Once you do have a credit card, this law steps in to protect you against inaccurate billing charges. If you meet certain guidelines, the Fair Credit Billing Act limits your financial responsibility for unauthorized charges to just $50 and says you don't have to pay for:
- Merchandise that you ordered but never received.
- Goods and services that you didn't accept or were not as promised.
- Double charges and other incorrect charges.
In fact, the power of this law is so great that it's sensible to pay for expensive items with a credit card because of all the consumer protection the law offers.
3. Fair Credit Reporting Act
Banks and lenders typically report your credit activity to the credit bureaus, and the Fair Credit Reporting Act -- amended in 2003 by the Fair and Accurate Credit Transactions Act of 2003 -- makes sure that financial data listed in your report is correct. For instance, it provides:

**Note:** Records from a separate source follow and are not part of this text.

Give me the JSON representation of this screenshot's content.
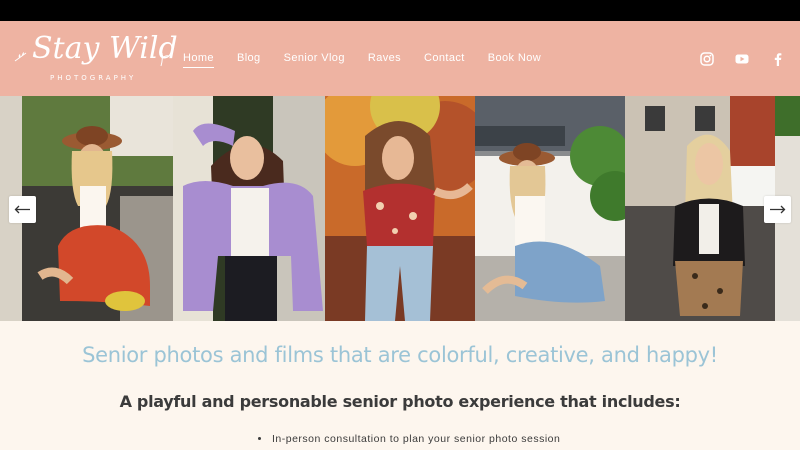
{
  "brand": {
    "script": "Stay Wild",
    "subtitle": "PHOTOGRAPHY",
    "header_color": "#eeb3a2",
    "accent_blue": "#9bc4d6"
  },
  "nav": {
    "items": [
      {
        "label": "Home",
        "active": true
      },
      {
        "label": "Blog"
      },
      {
        "label": "Senior Vlog"
      },
      {
        "label": "Raves"
      },
      {
        "label": "Contact"
      },
      {
        "label": "Book Now"
      }
    ]
  },
  "social": [
    "instagram-icon",
    "youtube-icon",
    "facebook-icon"
  ],
  "gallery": {
    "photos": [
      "senior-photo-red-skirt",
      "senior-photo-purple-cardigan",
      "senior-photo-floral-top",
      "senior-photo-denim-skirt",
      "senior-photo-leather-jacket"
    ],
    "prev_icon": "arrow-left-icon",
    "next_icon": "arrow-right-icon"
  },
  "content": {
    "tagline": "Senior photos and films that are colorful, creative, and happy!",
    "subtitle": "A playful and personable senior photo experience that includes:",
    "bullets": [
      "In-person consultation to plan your senior photo session"
    ]
  }
}
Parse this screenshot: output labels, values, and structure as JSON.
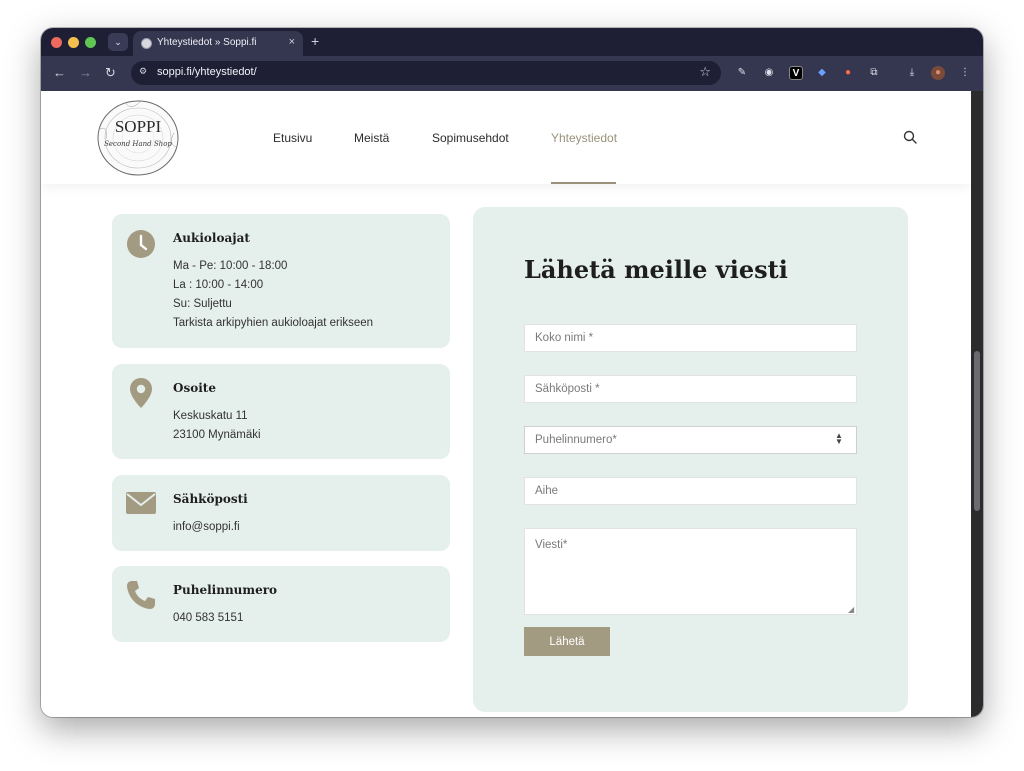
{
  "browser": {
    "tab_title": "Yhteystiedot » Soppi.fi",
    "tab_close": "×",
    "new_tab": "+",
    "tab_search": "⌄",
    "url": "soppi.fi/yhteystiedot/",
    "back": "←",
    "forward": "→",
    "reload": "↻",
    "site_info": "⚙",
    "star": "☆",
    "extensions": [
      "✎",
      "◉",
      "V",
      "◆",
      "●",
      "⧉",
      "⤓",
      "●",
      "⋮"
    ]
  },
  "header": {
    "logo_text": "SOPPI",
    "logo_subtext": "Second Hand Shop",
    "nav": [
      {
        "label": "Etusivu"
      },
      {
        "label": "Meistä"
      },
      {
        "label": "Sopimusehdot"
      },
      {
        "label": "Yhteystiedot",
        "active": true
      }
    ]
  },
  "cards": [
    {
      "title": "Aukioloajat",
      "icon": "clock-icon",
      "lines": [
        "Ma - Pe: 10:00 - 18:00",
        "La : 10:00 - 14:00",
        "Su: Suljettu",
        "Tarkista arkipyhien aukioloajat erikseen"
      ]
    },
    {
      "title": "Osoite",
      "icon": "location-pin-icon",
      "lines": [
        "Keskuskatu 11",
        "23100 Mynämäki"
      ]
    },
    {
      "title": "Sähköposti",
      "icon": "envelope-icon",
      "lines": [
        "info@soppi.fi"
      ]
    },
    {
      "title": "Puhelinnumero",
      "icon": "phone-icon",
      "lines": [
        "040 583 5151"
      ]
    }
  ],
  "form": {
    "title": "Lähetä meille viesti",
    "name_placeholder": "Koko nimi *",
    "email_placeholder": "Sähköposti *",
    "phone_placeholder": "Puhelinnumero*",
    "subject_placeholder": "Aihe",
    "message_placeholder": "Viesti*",
    "submit_label": "Lähetä"
  },
  "colors": {
    "accent": "#a39a82",
    "card_bg": "#e5efeb",
    "browser_dark": "#1e1f35"
  }
}
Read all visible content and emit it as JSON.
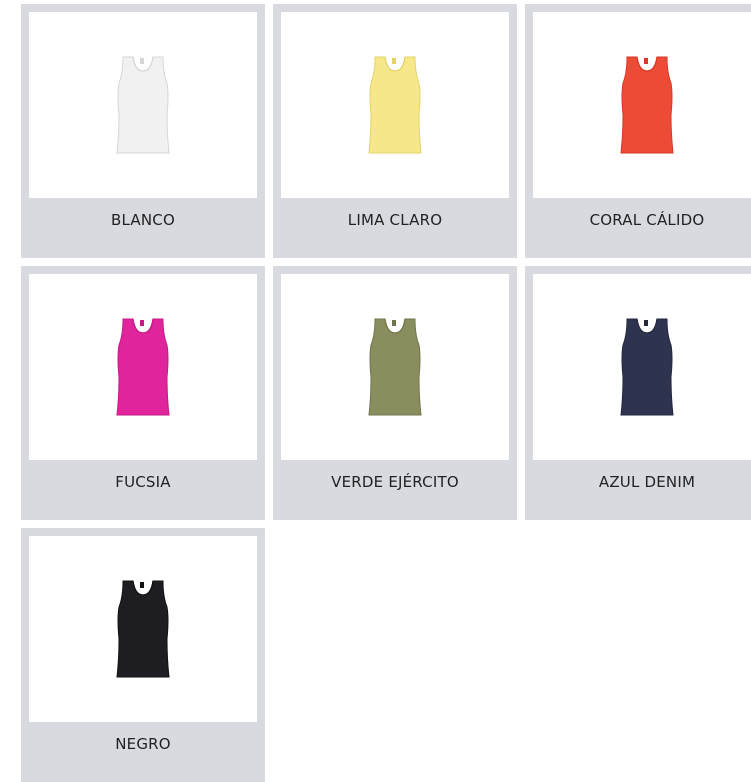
{
  "swatches": [
    {
      "label": "BLANCO",
      "color": "#f1f1f1",
      "outline": "#d6d6d6"
    },
    {
      "label": "LIMA CLARO",
      "color": "#f6e88a",
      "outline": "#e3d36a"
    },
    {
      "label": "CORAL CÁLIDO",
      "color": "#ee4b36",
      "outline": "#d43a26"
    },
    {
      "label": "FUCSIA",
      "color": "#e0259c",
      "outline": "#c31a86"
    },
    {
      "label": "VERDE EJÉRCITO",
      "color": "#8a8d5e",
      "outline": "#72754c"
    },
    {
      "label": "AZUL DENIM",
      "color": "#2e3450",
      "outline": "#23283f"
    },
    {
      "label": "NEGRO",
      "color": "#1e1e22",
      "outline": "#111114"
    }
  ]
}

- The right to dispute inaccuracies. You may with the bureau, which then has 30 days to investigate. During that time, a notice of dispute will appear on your report. False or unverifiable information will be removed from your report.
- The right to access your credit file. If you are denied credit, you have the right to know which credit report the lender used and receive a free copy of it to make sure that the information is correct. Consumers are also guaranteed the right to one free report from each of the credit reporting bureaus annually -- or anytime if you suspect fraud
- A time limit for negative information. In most cases, harmful information must eventually be removed from your credit report. Defaults and late payments typically drop off the reports after seven years while Chapter 7 bankruptcies remain for 10.
Also, don't think that just anyone can gaze at your credit file. This law stipulates that only those with a need -- such as a creditor, insurer, landlord, or a prospective employer -- can access your reports.
4. Fair Debt Collection Practices Act
This is one of my favorite credit laws, as it relieves a huge amount of anxiety from distressed borrowers. The Fair Debt Collection Practices Act defends you against third-party collection abuses. Specifically, collectors are prohibited from:
- Calling multiple times a day, before 8 a.m. or after 9 p.m. or at work if you tell them the calls are jeopardizing your job.
- Discussing your debt with someone other than your spouse without your permission.
- Using profanity and making false threats. If they say they are going to sue you, then they have to take that action.
- Misrepresenting him/herself or the purpose of the call.
5. The Credit CARD Act
The latest consumer credit law to be passed -- its full name is the Credit Card Accountability, Responsibility, and Disclosure Act -- is long, powerful and detailed. Just a few highlights:
- As long as you pay on time and as originally agreed, the interest rate paid on existing balances can't be raised.
- You have the right to opt out of credit card rate increases and to pay off your debts under the original terms.
- You must be given 45 days' notice of rate, fee and finance charge increases.
- Double-cycle billing is banned, which eliminates interest charges on debt you pay on time.
So these are the big federal acts, Rosemary, but also be aware that your own state may strengthen these laws further. Contact your attorney general's office to learn how!
See related: Know your rights: Fair Debt Collection Practices Act, Debt collectors' ethics code, A comprehensive guide to the Credit CARD Act, 10 things you must know about credit reports and scores, 8 legitimate ways to improve your credit score now, How to read, understand your credit report, How to dispute errors on your credit report
Erica Sandberg is a nationally renowned personal finance authority. She’s host of several financial web shows, and a frequent guest for media outlets such as Fox, Forbes, Nightly Business Report and NPR. Erica previously was affiliated with Consumer Credit Counseling Service and was KRON-TV’s on-air credit expert. Her book, "Expecting Money: The Essential Financial Plan for New and Growing Families," was published in 2008 by Kaplan Press.
Send your question to Erica.
Published: November 25, 2009